### Exercise
Please repeat every entry exactly as given, apart from dropping the images.

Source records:
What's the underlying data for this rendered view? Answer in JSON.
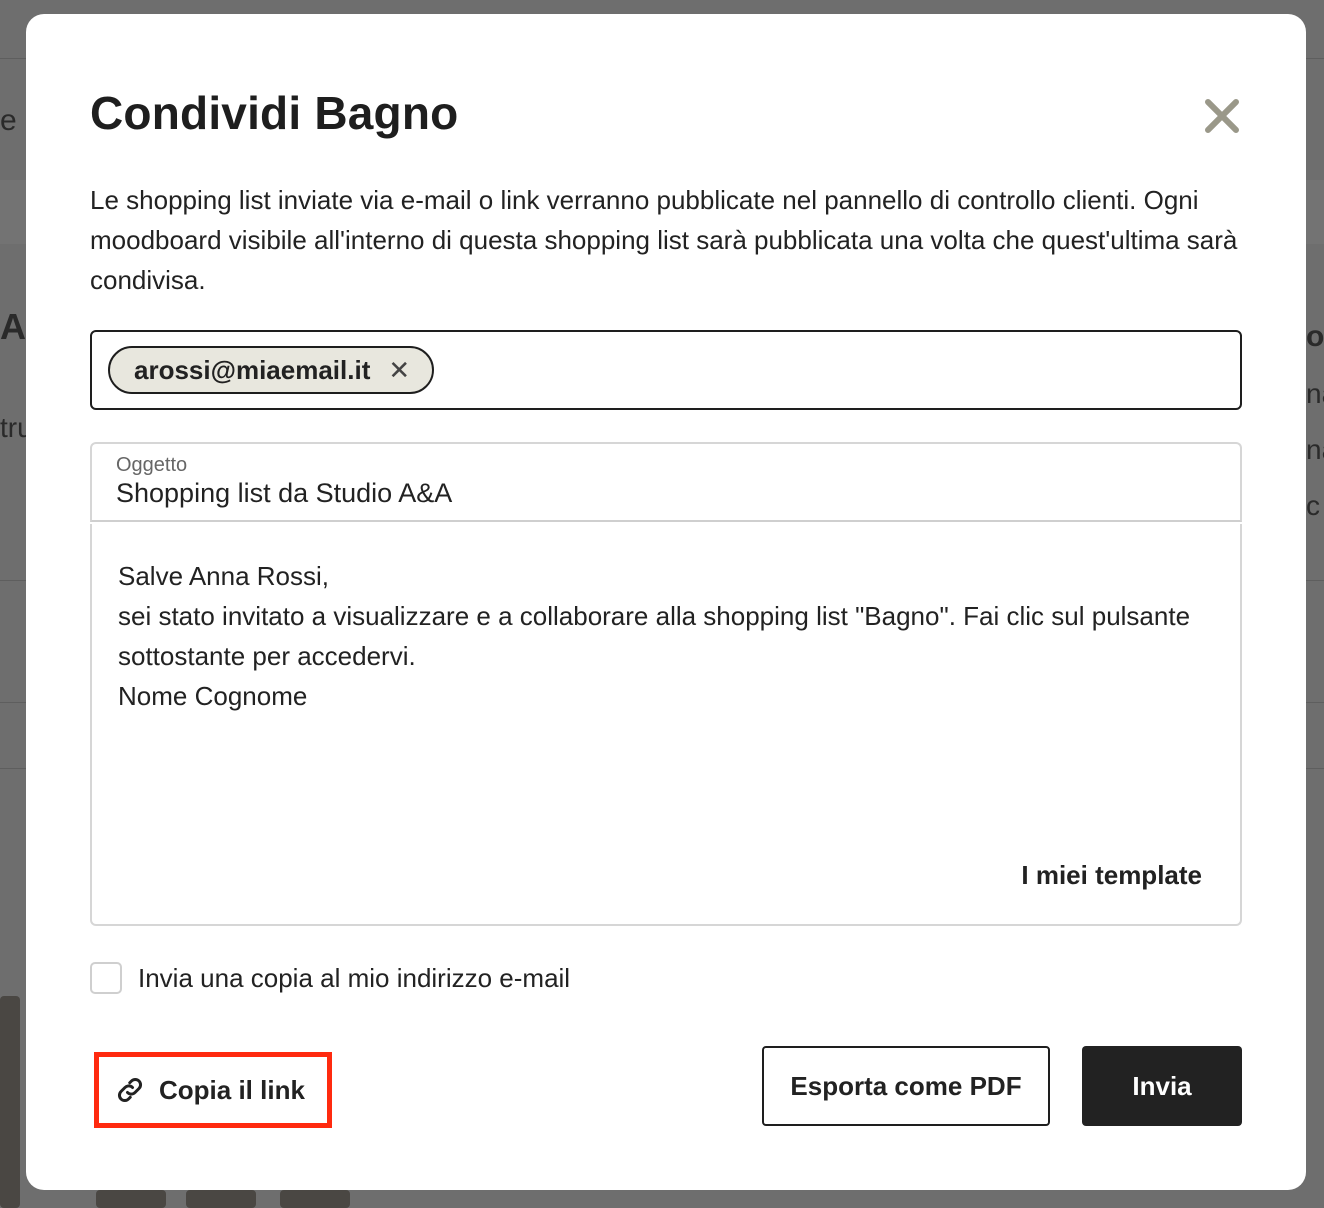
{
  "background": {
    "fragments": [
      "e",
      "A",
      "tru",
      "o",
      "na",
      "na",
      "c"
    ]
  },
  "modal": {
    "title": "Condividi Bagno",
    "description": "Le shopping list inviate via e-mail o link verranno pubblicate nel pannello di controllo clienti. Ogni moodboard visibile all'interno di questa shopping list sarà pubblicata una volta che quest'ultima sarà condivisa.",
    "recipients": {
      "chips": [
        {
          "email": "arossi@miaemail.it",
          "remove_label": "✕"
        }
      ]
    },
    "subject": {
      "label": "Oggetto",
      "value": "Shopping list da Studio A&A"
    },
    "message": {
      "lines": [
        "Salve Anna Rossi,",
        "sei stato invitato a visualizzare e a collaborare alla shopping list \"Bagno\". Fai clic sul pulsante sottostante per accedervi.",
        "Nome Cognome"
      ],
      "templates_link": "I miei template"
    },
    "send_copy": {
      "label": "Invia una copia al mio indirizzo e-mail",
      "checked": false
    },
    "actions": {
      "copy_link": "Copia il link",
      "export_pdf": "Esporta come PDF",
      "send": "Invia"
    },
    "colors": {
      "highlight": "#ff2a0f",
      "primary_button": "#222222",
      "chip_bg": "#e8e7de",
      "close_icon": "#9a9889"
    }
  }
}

### Solution to this problem
What's the underlying data for this rendered view? Answer in JSON.
{
  "background": {
    "fragments": [
      "e",
      "A",
      "tru",
      "o",
      "na",
      "na",
      "c"
    ]
  },
  "modal": {
    "title": "Condividi Bagno",
    "description": "Le shopping list inviate via e-mail o link verranno pubblicate nel pannello di controllo clienti. Ogni moodboard visibile all'interno di questa shopping list sarà pubblicata una volta che quest'ultima sarà condivisa.",
    "recipients": {
      "chips": [
        {
          "email": "arossi@miaemail.it",
          "remove_label": "✕"
        }
      ]
    },
    "subject": {
      "label": "Oggetto",
      "value": "Shopping list da Studio A&A"
    },
    "message": {
      "lines": [
        "Salve Anna Rossi,",
        "sei stato invitato a visualizzare e a collaborare alla shopping list \"Bagno\". Fai clic sul pulsante sottostante per accedervi.",
        "Nome Cognome"
      ],
      "templates_link": "I miei template"
    },
    "send_copy": {
      "label": "Invia una copia al mio indirizzo e-mail",
      "checked": false
    },
    "actions": {
      "copy_link": "Copia il link",
      "export_pdf": "Esporta come PDF",
      "send": "Invia"
    },
    "colors": {
      "highlight": "#ff2a0f",
      "primary_button": "#222222",
      "chip_bg": "#e8e7de",
      "close_icon": "#9a9889"
    }
  }
}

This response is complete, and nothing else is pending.